As a still picture, it is obviously easier to differentiate between red and white stripes and blue and white hoops, but in motion it really isn't so simple. Check it here.
This happens surprisingly often. The week before, the black and white stripes of Newcastle United met the red and white stripes of local rivals Sunderland which was again painful to watch. In the return match earlier this season, Newcastle felt compelled to wear their away kit, so why didn't Sunderland for the exact same clash? Sunderland wore their stripes away from home against West Brom, Wigan (although Wigan's kit is predominantly blue with two white stripes on the front), QPR and Reading. Most of these, while irritating, were not an insurmountable problem for watching on TV. But when the two opposing teams are ALSO wearing the same colour shorts, then things get a bit silly. Certainly for me it makes it almost impossible to follow the match. There's no need for it.
What I don't understand is the rule that the Premier League has sent to me regarding shorts.
Why is it so important to allow supporters to see their team play in traditional coloured shorts? In the early 90s I remember Man United playing in black shorts almost as often as white. Didn't make any difference to me. And gave the Red Devils another merchandise line. Given the PL makes more money from TV than attending fans, you would have though that a simple rule to stop shorts clashing (why is it clashing? two identical colours can't clash - you actually want a clash) would solve a problem.
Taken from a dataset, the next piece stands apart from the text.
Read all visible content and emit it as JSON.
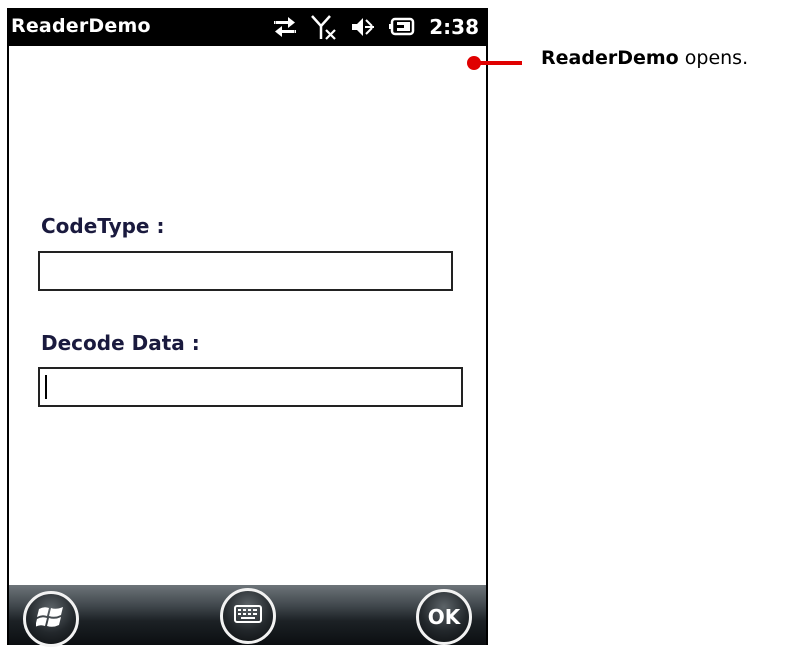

If you really want to do something for the fans PL, why not more 3pm kick offs please?Where the colour of the shorts worn by two teams is identical, the Rules currently give the away team the choice of either changing to a different colour or keeping the same colour.This Rule has been existence since the Premier League began in 1992 when it was felt that it was important to supporters that they were able to see their team play in their traditional colours as often as possible.